Your aircraft possess flight control surfaces. This surface will generate different amounts of lift.
For example, to manoeuvre around the roll axis, you will deflect downward one aileron to temporary increase lift on one wing and deflect upward the other aileron to temporary destroy a part of the lift on the wing.
By default, you aircraft will be stable in pitch for a given airspeed.
If you are not at the correct airspeed, you aircraft attitude will naturally evolve as to return to this airspeed.
In other words, if compared to that airspeed you're trimmed for, you are:
- Too slow: your aircraft will tend to pitch down to accelerate
- Too fast: your aircraft will tend to pitch up to slow down
Since an aircraft is flying at different speeds depending on its flight phase, we need to be able to adjust this speed at which our aircraft will be stable.

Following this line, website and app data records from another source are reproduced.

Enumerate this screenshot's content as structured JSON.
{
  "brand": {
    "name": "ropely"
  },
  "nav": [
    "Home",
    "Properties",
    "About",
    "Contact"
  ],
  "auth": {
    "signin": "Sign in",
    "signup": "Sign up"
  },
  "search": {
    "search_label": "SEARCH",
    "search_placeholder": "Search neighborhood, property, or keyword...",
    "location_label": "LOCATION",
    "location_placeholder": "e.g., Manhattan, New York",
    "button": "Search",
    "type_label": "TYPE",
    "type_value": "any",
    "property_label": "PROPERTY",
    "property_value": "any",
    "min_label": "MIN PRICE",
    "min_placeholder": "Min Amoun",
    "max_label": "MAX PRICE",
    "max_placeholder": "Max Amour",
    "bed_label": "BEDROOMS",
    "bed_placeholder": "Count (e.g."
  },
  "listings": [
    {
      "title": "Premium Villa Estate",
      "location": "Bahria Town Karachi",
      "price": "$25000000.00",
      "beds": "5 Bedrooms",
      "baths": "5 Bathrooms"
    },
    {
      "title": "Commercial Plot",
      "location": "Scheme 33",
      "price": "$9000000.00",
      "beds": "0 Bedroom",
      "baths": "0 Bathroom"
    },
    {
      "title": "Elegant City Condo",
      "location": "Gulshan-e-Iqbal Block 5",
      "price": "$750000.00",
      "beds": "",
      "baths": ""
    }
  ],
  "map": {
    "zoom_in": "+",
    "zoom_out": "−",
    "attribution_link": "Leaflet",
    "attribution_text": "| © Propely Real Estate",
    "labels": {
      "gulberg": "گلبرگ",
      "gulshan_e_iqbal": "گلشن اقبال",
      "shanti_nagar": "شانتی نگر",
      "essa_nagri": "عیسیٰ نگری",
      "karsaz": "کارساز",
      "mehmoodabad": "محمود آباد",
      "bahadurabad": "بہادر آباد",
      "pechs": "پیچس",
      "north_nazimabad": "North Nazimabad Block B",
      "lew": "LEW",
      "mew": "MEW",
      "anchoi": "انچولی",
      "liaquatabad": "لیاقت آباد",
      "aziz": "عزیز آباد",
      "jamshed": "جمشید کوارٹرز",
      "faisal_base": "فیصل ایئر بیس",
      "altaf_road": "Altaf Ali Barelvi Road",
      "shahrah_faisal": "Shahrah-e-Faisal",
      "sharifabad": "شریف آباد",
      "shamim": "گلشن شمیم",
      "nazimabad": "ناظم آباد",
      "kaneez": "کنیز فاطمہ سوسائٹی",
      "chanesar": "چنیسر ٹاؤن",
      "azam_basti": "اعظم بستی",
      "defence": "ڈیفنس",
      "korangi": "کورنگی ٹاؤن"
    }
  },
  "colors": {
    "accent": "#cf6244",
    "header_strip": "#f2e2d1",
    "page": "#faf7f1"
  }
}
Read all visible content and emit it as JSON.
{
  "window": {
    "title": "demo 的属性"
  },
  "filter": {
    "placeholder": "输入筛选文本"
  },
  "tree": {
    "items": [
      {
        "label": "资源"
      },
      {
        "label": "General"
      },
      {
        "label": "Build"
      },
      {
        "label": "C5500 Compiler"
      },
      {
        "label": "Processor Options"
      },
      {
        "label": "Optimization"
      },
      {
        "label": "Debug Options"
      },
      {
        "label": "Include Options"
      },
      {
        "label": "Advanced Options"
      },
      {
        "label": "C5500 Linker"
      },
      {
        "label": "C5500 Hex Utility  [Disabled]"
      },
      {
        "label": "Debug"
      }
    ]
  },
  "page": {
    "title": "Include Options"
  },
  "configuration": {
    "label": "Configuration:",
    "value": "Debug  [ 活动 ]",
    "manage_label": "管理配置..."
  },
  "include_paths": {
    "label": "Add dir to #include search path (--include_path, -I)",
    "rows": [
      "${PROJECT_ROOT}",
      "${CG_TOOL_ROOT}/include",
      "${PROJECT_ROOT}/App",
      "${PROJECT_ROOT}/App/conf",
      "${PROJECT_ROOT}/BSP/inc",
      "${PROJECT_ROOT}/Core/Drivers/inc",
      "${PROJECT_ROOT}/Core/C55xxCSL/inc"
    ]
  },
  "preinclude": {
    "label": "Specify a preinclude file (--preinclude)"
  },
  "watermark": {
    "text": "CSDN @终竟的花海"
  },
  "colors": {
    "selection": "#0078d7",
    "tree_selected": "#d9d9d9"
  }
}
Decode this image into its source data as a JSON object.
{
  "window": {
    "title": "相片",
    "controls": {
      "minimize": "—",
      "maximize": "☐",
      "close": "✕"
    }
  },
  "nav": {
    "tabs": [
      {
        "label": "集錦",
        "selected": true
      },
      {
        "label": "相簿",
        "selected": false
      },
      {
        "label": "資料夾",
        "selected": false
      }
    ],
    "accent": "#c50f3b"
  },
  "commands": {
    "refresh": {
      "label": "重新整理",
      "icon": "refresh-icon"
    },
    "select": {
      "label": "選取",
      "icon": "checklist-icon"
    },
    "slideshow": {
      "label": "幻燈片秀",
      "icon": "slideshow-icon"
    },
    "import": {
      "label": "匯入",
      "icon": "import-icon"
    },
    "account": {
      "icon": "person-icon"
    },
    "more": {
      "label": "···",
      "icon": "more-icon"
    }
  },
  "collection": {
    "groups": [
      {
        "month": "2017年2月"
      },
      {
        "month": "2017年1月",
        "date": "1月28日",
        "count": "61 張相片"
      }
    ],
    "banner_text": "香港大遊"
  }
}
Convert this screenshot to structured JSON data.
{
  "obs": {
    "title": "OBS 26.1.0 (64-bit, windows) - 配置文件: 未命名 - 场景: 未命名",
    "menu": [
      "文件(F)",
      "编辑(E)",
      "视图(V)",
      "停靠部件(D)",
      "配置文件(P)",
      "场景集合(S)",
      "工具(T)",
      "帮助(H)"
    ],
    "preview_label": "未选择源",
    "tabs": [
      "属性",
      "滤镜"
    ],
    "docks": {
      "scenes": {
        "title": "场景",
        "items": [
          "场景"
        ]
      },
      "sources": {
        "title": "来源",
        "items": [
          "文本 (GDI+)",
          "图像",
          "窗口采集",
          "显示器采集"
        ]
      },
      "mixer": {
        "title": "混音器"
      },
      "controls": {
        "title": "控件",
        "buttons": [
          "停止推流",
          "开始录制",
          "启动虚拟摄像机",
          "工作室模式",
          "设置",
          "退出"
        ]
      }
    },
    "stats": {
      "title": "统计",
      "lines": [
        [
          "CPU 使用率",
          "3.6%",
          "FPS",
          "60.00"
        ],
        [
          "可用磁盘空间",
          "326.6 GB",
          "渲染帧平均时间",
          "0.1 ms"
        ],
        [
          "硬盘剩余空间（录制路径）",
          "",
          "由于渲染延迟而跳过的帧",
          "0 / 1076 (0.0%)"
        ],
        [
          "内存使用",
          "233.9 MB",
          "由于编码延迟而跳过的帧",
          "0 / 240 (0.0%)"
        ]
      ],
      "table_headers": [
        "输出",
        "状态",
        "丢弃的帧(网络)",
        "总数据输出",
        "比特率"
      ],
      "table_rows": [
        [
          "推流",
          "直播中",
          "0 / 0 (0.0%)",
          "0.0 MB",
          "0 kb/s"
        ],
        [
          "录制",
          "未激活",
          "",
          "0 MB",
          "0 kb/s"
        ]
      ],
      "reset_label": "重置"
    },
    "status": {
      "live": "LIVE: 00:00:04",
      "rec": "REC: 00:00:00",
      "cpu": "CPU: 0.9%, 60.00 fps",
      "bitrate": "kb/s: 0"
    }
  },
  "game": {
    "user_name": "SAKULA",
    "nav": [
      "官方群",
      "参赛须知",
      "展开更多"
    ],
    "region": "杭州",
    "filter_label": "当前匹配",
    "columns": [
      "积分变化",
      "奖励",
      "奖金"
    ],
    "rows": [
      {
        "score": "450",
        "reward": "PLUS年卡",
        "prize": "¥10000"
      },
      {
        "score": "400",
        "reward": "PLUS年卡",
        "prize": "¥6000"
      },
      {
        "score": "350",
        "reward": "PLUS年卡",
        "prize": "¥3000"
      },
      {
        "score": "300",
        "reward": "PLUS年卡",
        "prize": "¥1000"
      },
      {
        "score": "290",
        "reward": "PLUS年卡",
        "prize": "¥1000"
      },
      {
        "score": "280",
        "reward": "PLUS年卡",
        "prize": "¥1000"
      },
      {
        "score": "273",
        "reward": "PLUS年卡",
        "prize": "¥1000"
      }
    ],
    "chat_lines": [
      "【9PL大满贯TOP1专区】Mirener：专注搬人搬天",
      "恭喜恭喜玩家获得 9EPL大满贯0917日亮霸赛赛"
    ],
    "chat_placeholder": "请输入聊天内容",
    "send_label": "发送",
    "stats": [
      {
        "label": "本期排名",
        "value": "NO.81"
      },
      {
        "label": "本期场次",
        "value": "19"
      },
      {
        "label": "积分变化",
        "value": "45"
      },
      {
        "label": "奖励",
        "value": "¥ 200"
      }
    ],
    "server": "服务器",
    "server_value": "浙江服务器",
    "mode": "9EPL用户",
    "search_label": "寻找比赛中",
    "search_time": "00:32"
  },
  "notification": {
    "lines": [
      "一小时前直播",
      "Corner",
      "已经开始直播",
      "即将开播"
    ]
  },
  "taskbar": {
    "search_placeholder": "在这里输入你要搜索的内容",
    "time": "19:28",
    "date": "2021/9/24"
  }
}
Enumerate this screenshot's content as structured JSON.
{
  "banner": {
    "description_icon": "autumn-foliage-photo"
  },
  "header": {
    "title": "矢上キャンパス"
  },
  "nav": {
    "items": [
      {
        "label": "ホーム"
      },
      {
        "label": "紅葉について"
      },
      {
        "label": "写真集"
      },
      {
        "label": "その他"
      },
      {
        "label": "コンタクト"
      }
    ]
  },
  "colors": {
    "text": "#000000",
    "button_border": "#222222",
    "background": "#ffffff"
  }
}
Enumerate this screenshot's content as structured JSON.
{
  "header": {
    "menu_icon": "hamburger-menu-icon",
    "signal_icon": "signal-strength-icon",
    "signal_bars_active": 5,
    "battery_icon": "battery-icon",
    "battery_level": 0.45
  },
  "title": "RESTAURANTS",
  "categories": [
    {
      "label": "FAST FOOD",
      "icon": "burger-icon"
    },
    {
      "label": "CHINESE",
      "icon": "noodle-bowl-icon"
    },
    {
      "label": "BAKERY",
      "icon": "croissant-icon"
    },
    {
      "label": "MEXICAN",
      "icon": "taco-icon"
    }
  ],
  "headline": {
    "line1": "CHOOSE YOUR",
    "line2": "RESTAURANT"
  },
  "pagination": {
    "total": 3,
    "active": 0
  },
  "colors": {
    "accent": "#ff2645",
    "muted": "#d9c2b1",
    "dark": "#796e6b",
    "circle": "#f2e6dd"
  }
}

This is called to trim the aircraft.
Small parts of the flight control surfaces, including also ailerons and rudder, will be deflected with precision to stabilize the aircraft at the required pitch. See below coloured parts representing them for each axis.
It is important to trim your aircraft always after you have finished manoeuvring your flight control.
For example, trimming an aircraft while turning is non-sense since the trim setting during the turn is completely different from the trim setting in straight steady flight.
Basically, aircraft can be trimmed for each axis:
- Pitch trim: adjusting the elevator or part of the elevator to lock the pitch angle (red part).
- Roll trim: adjusting the ailerons to compensate for an induced roll for example following the loss of one engine or an unbalanced fuel distribution (blue part).
- Rudder trim: adjusting the yaw resulting from propeller effects or from the loss of one engine (green part).
Some aircraft will possess a take-off trim position to help the pilot initiate the rotation of the aircraft.
The principle is to maintain our flight control column in the neutral position while adopting a desired attitude (straight level flight, stabilised climb...)
Remember that if your aircraft is badly trimmed, it will tend to adopt an unwanted pitch attitude which will result in an undesired climb or descent.
Standard level flight, without altitude change
Contrary to the previous case, we usually try to achieve a neutral flight control position by finding the correct trim setting. This way we can maintain the desired attitude without pushing or pulling the flight control continuously, which requires strength in real aircraft.
To successfully trim the aircraft, the following method should be followed:
The goal is now to suppress the effort you are doing on the flight control in order to return to the neutral position. You need to perform the following actions simultaneously:
- Move the steering wheel or use the trim control to support your attitude change
- Return gently to the neutral position
- When approaching the neutral position for the flight control, move the trim position bit by bit.
Your trim process will be perfect if your attitude does not change at all.
Only to illustrate the powerful advantage of trimming the aircraft, we can see for example that a full deflection of the control surface can be countered by the trim.
If you set the trim fully down slowly and counter the pitch down effect by pulling the flight controls progressively in order to maintain straight level attitude, you will maintain a constant altitude despite pulling the flight control completely!
Small speed decrease can be observed because of the induced drag.
When your aircraft is trimmed, as we said, it will be trimmed for one specific airspeed you are maintaining.
If your airspeed changes, you need to adjust the pitch trim position.
For two different airspeeds, we can see two different trim positions
In addition, notice that since we are slower (right), the pitch angle is higher (left) and confirmed by trim setting.